- _Problem requirements_:
Where a line of the listing below includes the word "name", reproduce that line.
══════
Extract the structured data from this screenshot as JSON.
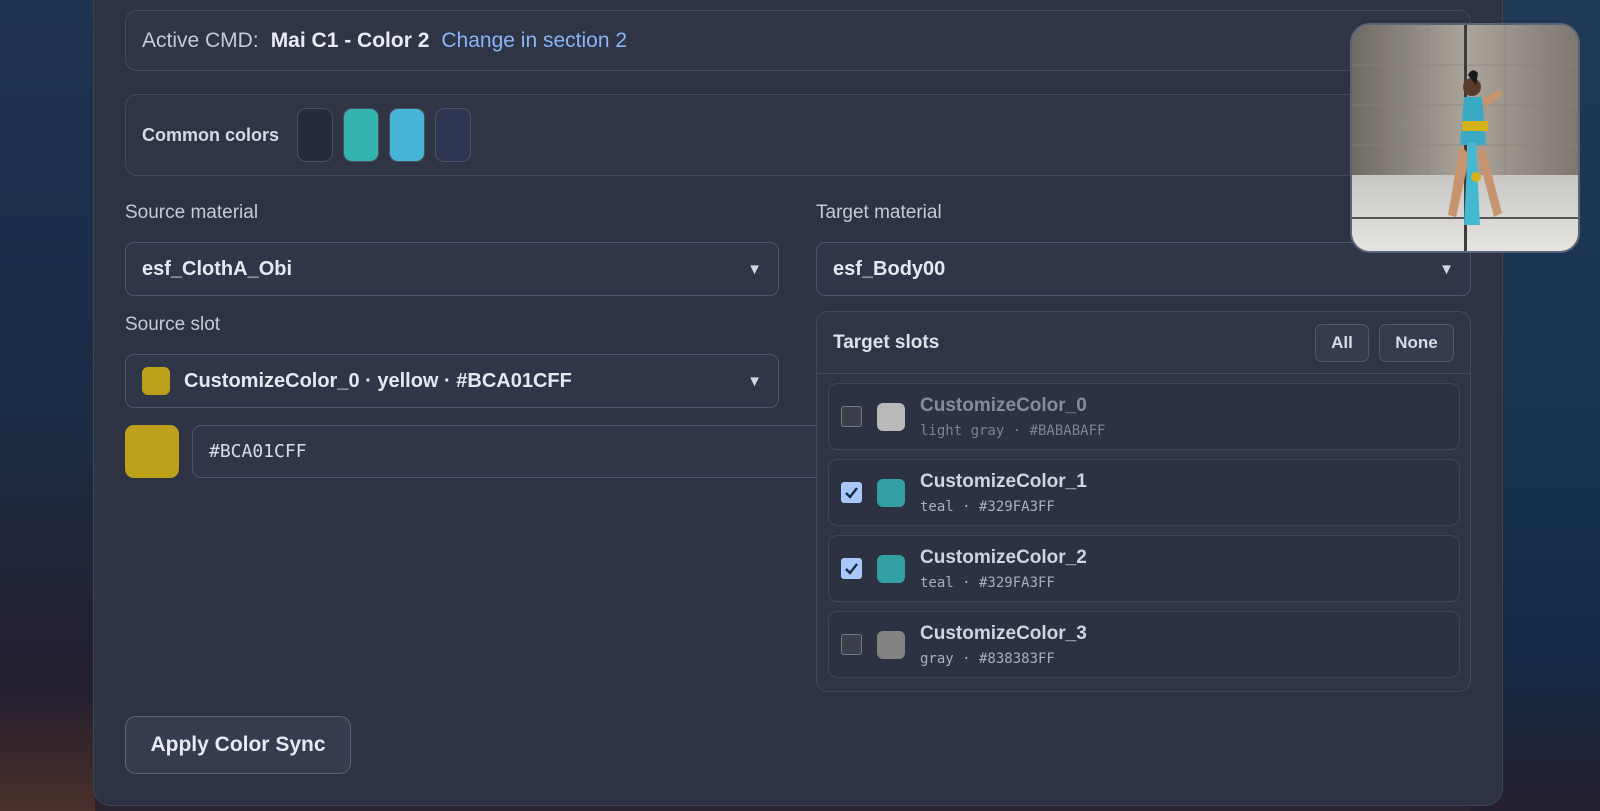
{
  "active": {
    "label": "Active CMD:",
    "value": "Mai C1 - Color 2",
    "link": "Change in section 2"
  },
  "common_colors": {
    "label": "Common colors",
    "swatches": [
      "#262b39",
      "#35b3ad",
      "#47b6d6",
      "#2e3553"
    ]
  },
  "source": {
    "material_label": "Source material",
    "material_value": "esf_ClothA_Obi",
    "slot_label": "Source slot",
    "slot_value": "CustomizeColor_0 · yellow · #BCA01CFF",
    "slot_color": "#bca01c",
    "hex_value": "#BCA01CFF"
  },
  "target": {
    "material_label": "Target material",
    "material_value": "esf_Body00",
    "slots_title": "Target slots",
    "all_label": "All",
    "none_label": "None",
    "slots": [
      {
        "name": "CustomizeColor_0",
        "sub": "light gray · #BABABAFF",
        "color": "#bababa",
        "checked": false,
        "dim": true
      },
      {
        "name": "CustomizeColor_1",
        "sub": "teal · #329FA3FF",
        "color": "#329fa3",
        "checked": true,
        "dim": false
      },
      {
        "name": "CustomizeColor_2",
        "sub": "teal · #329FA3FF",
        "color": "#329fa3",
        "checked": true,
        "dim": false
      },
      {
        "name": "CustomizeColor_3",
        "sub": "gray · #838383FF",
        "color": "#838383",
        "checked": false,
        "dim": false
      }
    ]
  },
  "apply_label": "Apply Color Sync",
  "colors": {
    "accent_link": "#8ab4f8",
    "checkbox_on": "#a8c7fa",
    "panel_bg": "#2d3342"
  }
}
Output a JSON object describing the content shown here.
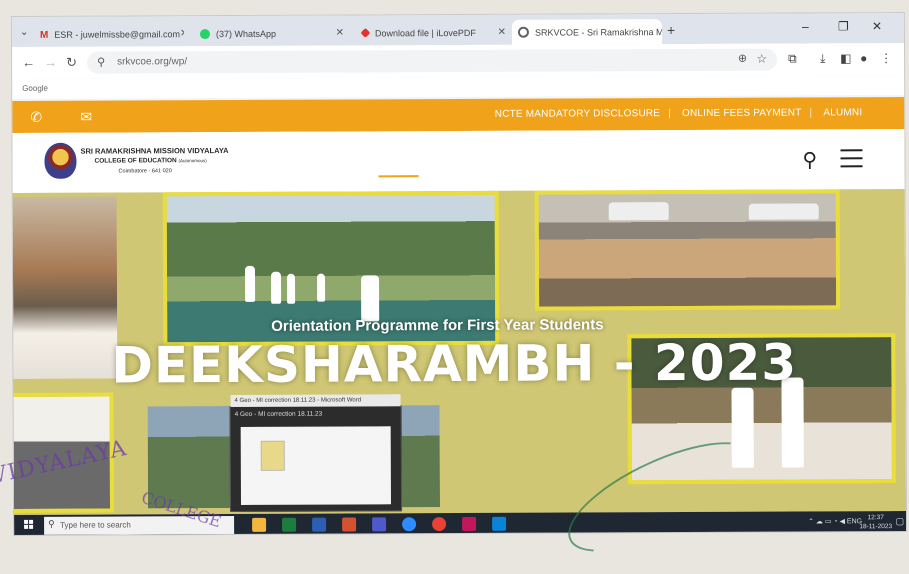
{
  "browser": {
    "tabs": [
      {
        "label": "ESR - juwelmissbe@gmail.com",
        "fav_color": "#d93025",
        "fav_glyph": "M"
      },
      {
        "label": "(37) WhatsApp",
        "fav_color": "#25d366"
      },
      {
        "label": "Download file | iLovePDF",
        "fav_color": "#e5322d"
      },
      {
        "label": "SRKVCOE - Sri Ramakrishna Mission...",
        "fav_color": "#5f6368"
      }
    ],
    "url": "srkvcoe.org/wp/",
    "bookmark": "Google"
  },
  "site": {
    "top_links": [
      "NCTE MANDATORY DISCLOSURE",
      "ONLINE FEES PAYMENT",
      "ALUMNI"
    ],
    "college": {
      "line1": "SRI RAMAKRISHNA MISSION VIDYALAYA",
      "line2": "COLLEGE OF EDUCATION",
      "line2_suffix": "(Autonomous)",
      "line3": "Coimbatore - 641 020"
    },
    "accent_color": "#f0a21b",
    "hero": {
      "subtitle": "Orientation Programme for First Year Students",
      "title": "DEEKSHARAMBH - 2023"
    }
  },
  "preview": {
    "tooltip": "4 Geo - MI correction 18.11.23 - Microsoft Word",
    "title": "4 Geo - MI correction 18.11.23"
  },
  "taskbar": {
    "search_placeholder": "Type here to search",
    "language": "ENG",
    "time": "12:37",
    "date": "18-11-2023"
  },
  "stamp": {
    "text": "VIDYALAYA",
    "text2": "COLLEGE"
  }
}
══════
- _Solution to the exercise_:
        "name": "CustomizeColor_0",
        "name": "CustomizeColor_1",
        "name": "CustomizeColor_2",
        "name": "CustomizeColor_3",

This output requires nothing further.